======== DATA TO USE ========
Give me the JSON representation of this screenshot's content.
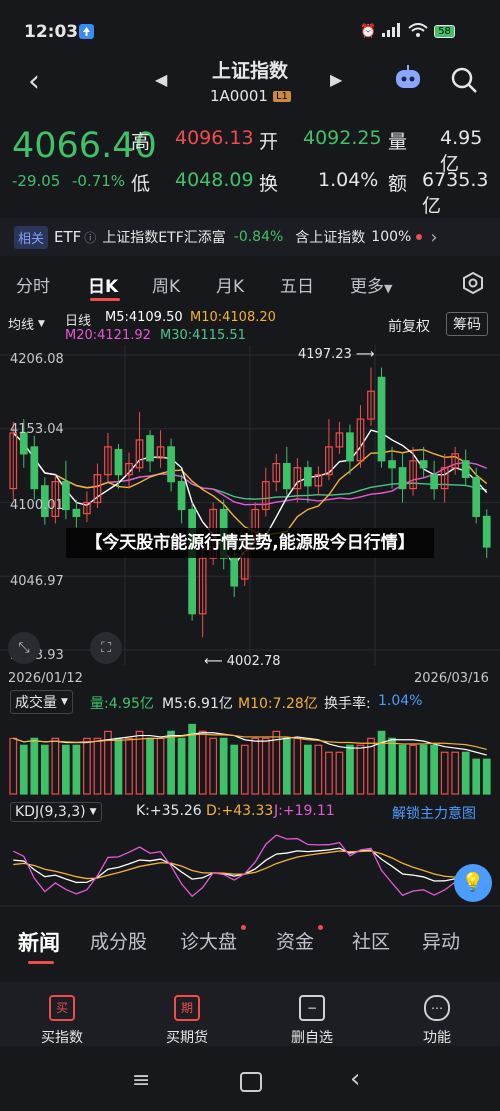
{
  "status": {
    "time": "12:03",
    "battery": "58"
  },
  "header": {
    "title": "上证指数",
    "code": "1A0001",
    "badge": "L1"
  },
  "quote": {
    "price": "4066.40",
    "change": "-29.05",
    "change_pct": "-0.71%",
    "high_label": "高",
    "high": "4096.13",
    "open_label": "开",
    "open": "4092.25",
    "vol_label": "量",
    "vol": "4.95亿",
    "low_label": "低",
    "low": "4048.09",
    "turnover_label": "换",
    "turnover": "1.04%",
    "amount_label": "额",
    "amount": "6735.3亿"
  },
  "related": {
    "tag": "相关",
    "etf": "ETF",
    "name": "上证指数ETF汇添富",
    "pct": "-0.84%",
    "contain": "含上证指数",
    "contain_pct": "100%"
  },
  "tabs": [
    "分时",
    "日K",
    "周K",
    "月K",
    "五日",
    "更多"
  ],
  "chart_header": {
    "ma_select": "均线",
    "line_label": "日线",
    "m5": "M5:4109.50",
    "m10": "M10:4108.20",
    "m20": "M20:4121.92",
    "m30": "M30:4115.51",
    "adjust": "前复权",
    "chips": "筹码"
  },
  "overlay_text": "【今天股市能源行情走势,能源股今日行情】",
  "volume_header": {
    "select": "成交量",
    "vol": "量:4.95亿",
    "m5": "M5:6.91亿",
    "m10": "M10:7.28亿",
    "turnover": "换手率:",
    "turnover_val": "1.04%"
  },
  "kdj_header": {
    "select": "KDJ(9,3,3)",
    "k": "K:+35.26",
    "d": "D:+43.33",
    "j": "J:+19.11",
    "unlock": "解锁主力意图"
  },
  "news_tabs": [
    "新闻",
    "成分股",
    "诊大盘",
    "资金",
    "社区",
    "异动"
  ],
  "bottom_nav": [
    {
      "icon": "买",
      "label": "买指数"
    },
    {
      "icon": "期",
      "label": "买期货"
    },
    {
      "icon": "−",
      "label": "删自选"
    },
    {
      "icon": "⋯",
      "label": "功能"
    }
  ],
  "colors": {
    "up": "#f04c4c",
    "down": "#3fc169",
    "bg": "#17181c",
    "m5": "#ffffff",
    "m10": "#f2b233",
    "m20": "#e15ad3",
    "m30": "#4cc489"
  },
  "chart_data": {
    "type": "candlestick",
    "y_ticks": [
      "4206.08",
      "4153.04",
      "4100.01",
      "4046.97",
      "3993.93"
    ],
    "ylim": [
      3993.93,
      4206.08
    ],
    "x_labels": [
      "2026/01/12",
      "2026/03/16"
    ],
    "high_annotation": "4197.23",
    "low_annotation": "4002.78",
    "candles": [
      {
        "o": 4110,
        "c": 4150,
        "h": 4158,
        "l": 4102
      },
      {
        "o": 4150,
        "c": 4135,
        "h": 4160,
        "l": 4125
      },
      {
        "o": 4140,
        "c": 4110,
        "h": 4148,
        "l": 4102
      },
      {
        "o": 4112,
        "c": 4090,
        "h": 4118,
        "l": 4084
      },
      {
        "o": 4090,
        "c": 4115,
        "h": 4120,
        "l": 4085
      },
      {
        "o": 4115,
        "c": 4095,
        "h": 4130,
        "l": 4088
      },
      {
        "o": 4095,
        "c": 4090,
        "h": 4102,
        "l": 4082
      },
      {
        "o": 4092,
        "c": 4100,
        "h": 4108,
        "l": 4086
      },
      {
        "o": 4100,
        "c": 4120,
        "h": 4128,
        "l": 4096
      },
      {
        "o": 4120,
        "c": 4140,
        "h": 4150,
        "l": 4115
      },
      {
        "o": 4138,
        "c": 4120,
        "h": 4142,
        "l": 4110
      },
      {
        "o": 4120,
        "c": 4128,
        "h": 4136,
        "l": 4110
      },
      {
        "o": 4125,
        "c": 4145,
        "h": 4165,
        "l": 4122
      },
      {
        "o": 4148,
        "c": 4130,
        "h": 4152,
        "l": 4122
      },
      {
        "o": 4132,
        "c": 4140,
        "h": 4152,
        "l": 4125
      },
      {
        "o": 4140,
        "c": 4115,
        "h": 4146,
        "l": 4108
      },
      {
        "o": 4115,
        "c": 4095,
        "h": 4120,
        "l": 4085
      },
      {
        "o": 4095,
        "c": 4020,
        "h": 4100,
        "l": 4015
      },
      {
        "o": 4020,
        "c": 4060,
        "h": 4068,
        "l": 4003
      },
      {
        "o": 4060,
        "c": 4095,
        "h": 4100,
        "l": 4055
      },
      {
        "o": 4095,
        "c": 4060,
        "h": 4102,
        "l": 4052
      },
      {
        "o": 4060,
        "c": 4040,
        "h": 4075,
        "l": 4032
      },
      {
        "o": 4045,
        "c": 4070,
        "h": 4078,
        "l": 4040
      },
      {
        "o": 4075,
        "c": 4095,
        "h": 4100,
        "l": 4070
      },
      {
        "o": 4095,
        "c": 4115,
        "h": 4125,
        "l": 4090
      },
      {
        "o": 4115,
        "c": 4128,
        "h": 4135,
        "l": 4108
      },
      {
        "o": 4128,
        "c": 4110,
        "h": 4140,
        "l": 4105
      },
      {
        "o": 4110,
        "c": 4125,
        "h": 4132,
        "l": 4100
      },
      {
        "o": 4125,
        "c": 4112,
        "h": 4130,
        "l": 4100
      },
      {
        "o": 4112,
        "c": 4120,
        "h": 4126,
        "l": 4105
      },
      {
        "o": 4120,
        "c": 4140,
        "h": 4160,
        "l": 4116
      },
      {
        "o": 4140,
        "c": 4150,
        "h": 4158,
        "l": 4135
      },
      {
        "o": 4150,
        "c": 4130,
        "h": 4156,
        "l": 4120
      },
      {
        "o": 4130,
        "c": 4160,
        "h": 4170,
        "l": 4125
      },
      {
        "o": 4160,
        "c": 4180,
        "h": 4197,
        "l": 4155
      },
      {
        "o": 4190,
        "c": 4130,
        "h": 4197,
        "l": 4125
      },
      {
        "o": 4130,
        "c": 4125,
        "h": 4140,
        "l": 4110
      },
      {
        "o": 4125,
        "c": 4110,
        "h": 4135,
        "l": 4100
      },
      {
        "o": 4110,
        "c": 4130,
        "h": 4140,
        "l": 4105
      },
      {
        "o": 4130,
        "c": 4125,
        "h": 4140,
        "l": 4118
      },
      {
        "o": 4120,
        "c": 4110,
        "h": 4130,
        "l": 4102
      },
      {
        "o": 4110,
        "c": 4125,
        "h": 4135,
        "l": 4100
      },
      {
        "o": 4125,
        "c": 4135,
        "h": 4140,
        "l": 4120
      },
      {
        "o": 4130,
        "c": 4118,
        "h": 4138,
        "l": 4112
      },
      {
        "o": 4118,
        "c": 4090,
        "h": 4125,
        "l": 4085
      },
      {
        "o": 4090,
        "c": 4068,
        "h": 4095,
        "l": 4060
      }
    ],
    "volume": [
      8,
      7,
      8,
      7,
      8,
      7,
      7,
      8,
      8,
      9,
      8,
      8,
      9,
      8,
      8,
      9,
      8,
      10,
      9,
      8,
      8,
      7,
      7,
      8,
      8,
      9,
      8,
      8,
      7,
      7,
      6,
      6,
      7,
      7,
      8,
      9,
      8,
      7,
      7,
      7,
      7,
      6,
      6,
      6,
      5,
      5
    ]
  }
}
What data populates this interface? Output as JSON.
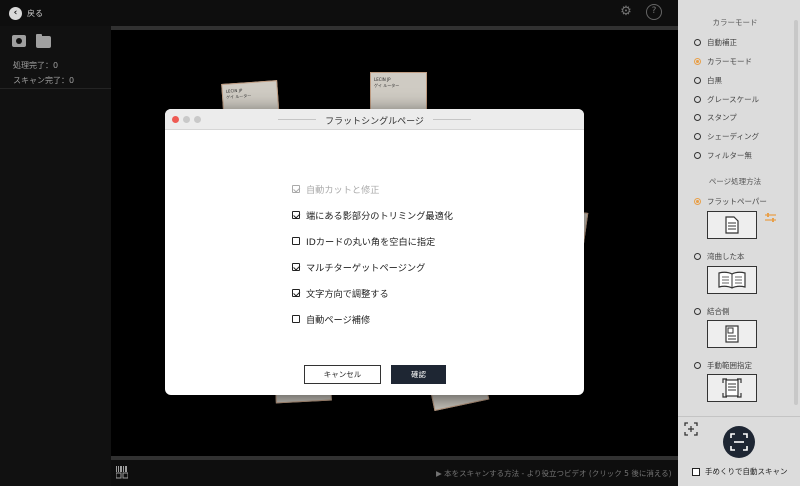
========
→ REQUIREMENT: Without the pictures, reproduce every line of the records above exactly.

→ WRITTEN SOLUTION:
Give me the JSON representation of this screenshot's content.
{
  "status": {
    "time": "12:03",
    "battery": "58"
  },
  "header": {
    "title": "上证指数",
    "code": "1A0001",
    "badge": "L1"
  },
  "quote": {
    "price": "4066.40",
    "change": "-29.05",
    "change_pct": "-0.71%",
    "high_label": "高",
    "high": "4096.13",
    "open_label": "开",
    "open": "4092.25",
    "vol_label": "量",
    "vol": "4.95亿",
    "low_label": "低",
    "low": "4048.09",
    "turnover_label": "换",
    "turnover": "1.04%",
    "amount_label": "额",
    "amount": "6735.3亿"
  },
  "related": {
    "tag": "相关",
    "etf": "ETF",
    "name": "上证指数ETF汇添富",
    "pct": "-0.84%",
    "contain": "含上证指数",
    "contain_pct": "100%"
  },
  "tabs": [
    "分时",
    "日K",
    "周K",
    "月K",
    "五日",
    "更多"
  ],
  "chart_header": {
    "ma_select": "均线",
    "line_label": "日线",
    "m5": "M5:4109.50",
    "m10": "M10:4108.20",
    "m20": "M20:4121.92",
    "m30": "M30:4115.51",
    "adjust": "前复权",
    "chips": "筹码"
  },
  "overlay_text": "【今天股市能源行情走势,能源股今日行情】",
  "volume_header": {
    "select": "成交量",
    "vol": "量:4.95亿",
    "m5": "M5:6.91亿",
    "m10": "M10:7.28亿",
    "turnover": "换手率:",
    "turnover_val": "1.04%"
  },
  "kdj_header": {
    "select": "KDJ(9,3,3)",
    "k": "K:+35.26",
    "d": "D:+43.33",
    "j": "J:+19.11",
    "unlock": "解锁主力意图"
  },
  "news_tabs": [
    "新闻",
    "成分股",
    "诊大盘",
    "资金",
    "社区",
    "异动"
  ],
  "bottom_nav": [
    {
      "icon": "买",
      "label": "买指数"
    },
    {
      "icon": "期",
      "label": "买期货"
    },
    {
      "icon": "−",
      "label": "删自选"
    },
    {
      "icon": "⋯",
      "label": "功能"
    }
  ],
  "colors": {
    "up": "#f04c4c",
    "down": "#3fc169",
    "bg": "#17181c",
    "m5": "#ffffff",
    "m10": "#f2b233",
    "m20": "#e15ad3",
    "m30": "#4cc489"
  },
  "chart_data": {
    "type": "candlestick",
    "y_ticks": [
      "4206.08",
      "4153.04",
      "4100.01",
      "4046.97",
      "3993.93"
    ],
    "ylim": [
      3993.93,
      4206.08
    ],
    "x_labels": [
      "2026/01/12",
      "2026/03/16"
    ],
    "high_annotation": "4197.23",
    "low_annotation": "4002.78",
    "candles": [
      {
        "o": 4110,
        "c": 4150,
        "h": 4158,
        "l": 4102
      },
      {
        "o": 4150,
        "c": 4135,
        "h": 4160,
        "l": 4125
      },
      {
        "o": 4140,
        "c": 4110,
        "h": 4148,
        "l": 4102
      },
      {
        "o": 4112,
        "c": 4090,
        "h": 4118,
        "l": 4084
      },
      {
        "o": 4090,
        "c": 4115,
        "h": 4120,
        "l": 4085
      },
      {
        "o": 4115,
        "c": 4095,
        "h": 4130,
        "l": 4088
      },
      {
        "o": 4095,
        "c": 4090,
        "h": 4102,
        "l": 4082
      },
      {
        "o": 4092,
        "c": 4100,
        "h": 4108,
        "l": 4086
      },
      {
        "o": 4100,
        "c": 4120,
        "h": 4128,
        "l": 4096
      },
      {
        "o": 4120,
        "c": 4140,
        "h": 4150,
        "l": 4115
      },
      {
        "o": 4138,
        "c": 4120,
        "h": 4142,
        "l": 4110
      },
      {
        "o": 4120,
        "c": 4128,
        "h": 4136,
        "l": 4110
      },
      {
        "o": 4125,
        "c": 4145,
        "h": 4165,
        "l": 4122
      },
      {
        "o": 4148,
        "c": 4130,
        "h": 4152,
        "l": 4122
      },
      {
        "o": 4132,
        "c": 4140,
        "h": 4152,
        "l": 4125
      },
      {
        "o": 4140,
        "c": 4115,
        "h": 4146,
        "l": 4108
      },
      {
        "o": 4115,
        "c": 4095,
        "h": 4120,
        "l": 4085
      },
      {
        "o": 4095,
        "c": 4020,
        "h": 4100,
        "l": 4015
      },
      {
        "o": 4020,
        "c": 4060,
        "h": 4068,
        "l": 4003
      },
      {
        "o": 4060,
        "c": 4095,
        "h": 4100,
        "l": 4055
      },
      {
        "o": 4095,
        "c": 4060,
        "h": 4102,
        "l": 4052
      },
      {
        "o": 4060,
        "c": 4040,
        "h": 4075,
        "l": 4032
      },
      {
        "o": 4045,
        "c": 4070,
        "h": 4078,
        "l": 4040
      },
      {
        "o": 4075,
        "c": 4095,
        "h": 4100,
        "l": 4070
      },
      {
        "o": 4095,
        "c": 4115,
        "h": 4125,
        "l": 4090
      },
      {
        "o": 4115,
        "c": 4128,
        "h": 4135,
        "l": 4108
      },
      {
        "o": 4128,
        "c": 4110,
        "h": 4140,
        "l": 4105
      },
      {
        "o": 4110,
        "c": 4125,
        "h": 4132,
        "l": 4100
      },
      {
        "o": 4125,
        "c": 4112,
        "h": 4130,
        "l": 4100
      },
      {
        "o": 4112,
        "c": 4120,
        "h": 4126,
        "l": 4105
      },
      {
        "o": 4120,
        "c": 4140,
        "h": 4160,
        "l": 4116
      },
      {
        "o": 4140,
        "c": 4150,
        "h": 4158,
        "l": 4135
      },
      {
        "o": 4150,
        "c": 4130,
        "h": 4156,
        "l": 4120
      },
      {
        "o": 4130,
        "c": 4160,
        "h": 4170,
        "l": 4125
      },
      {
        "o": 4160,
        "c": 4180,
        "h": 4197,
        "l": 4155
      },
      {
        "o": 4190,
        "c": 4130,
        "h": 4197,
        "l": 4125
      },
      {
        "o": 4130,
        "c": 4125,
        "h": 4140,
        "l": 4110
      },
      {
        "o": 4125,
        "c": 4110,
        "h": 4135,
        "l": 4100
      },
      {
        "o": 4110,
        "c": 4130,
        "h": 4140,
        "l": 4105
      },
      {
        "o": 4130,
        "c": 4125,
        "h": 4140,
        "l": 4118
      },
      {
        "o": 4120,
        "c": 4110,
        "h": 4130,
        "l": 4102
      },
      {
        "o": 4110,
        "c": 4125,
        "h": 4135,
        "l": 4100
      },
      {
        "o": 4125,
        "c": 4135,
        "h": 4140,
        "l": 4120
      },
      {
        "o": 4130,
        "c": 4118,
        "h": 4138,
        "l": 4112
      },
      {
        "o": 4118,
        "c": 4090,
        "h": 4125,
        "l": 4085
      },
      {
        "o": 4090,
        "c": 4068,
        "h": 4095,
        "l": 4060
      }
    ],
    "volume": [
      8,
      7,
      8,
      7,
      8,
      7,
      7,
      8,
      8,
      9,
      8,
      8,
      9,
      8,
      8,
      9,
      8,
      10,
      9,
      8,
      8,
      7,
      7,
      8,
      8,
      9,
      8,
      8,
      7,
      7,
      6,
      6,
      7,
      7,
      8,
      9,
      8,
      7,
      7,
      7,
      7,
      6,
      6,
      6,
      5,
      5
    ]
  }
}
What data populates this interface? Output as JSON.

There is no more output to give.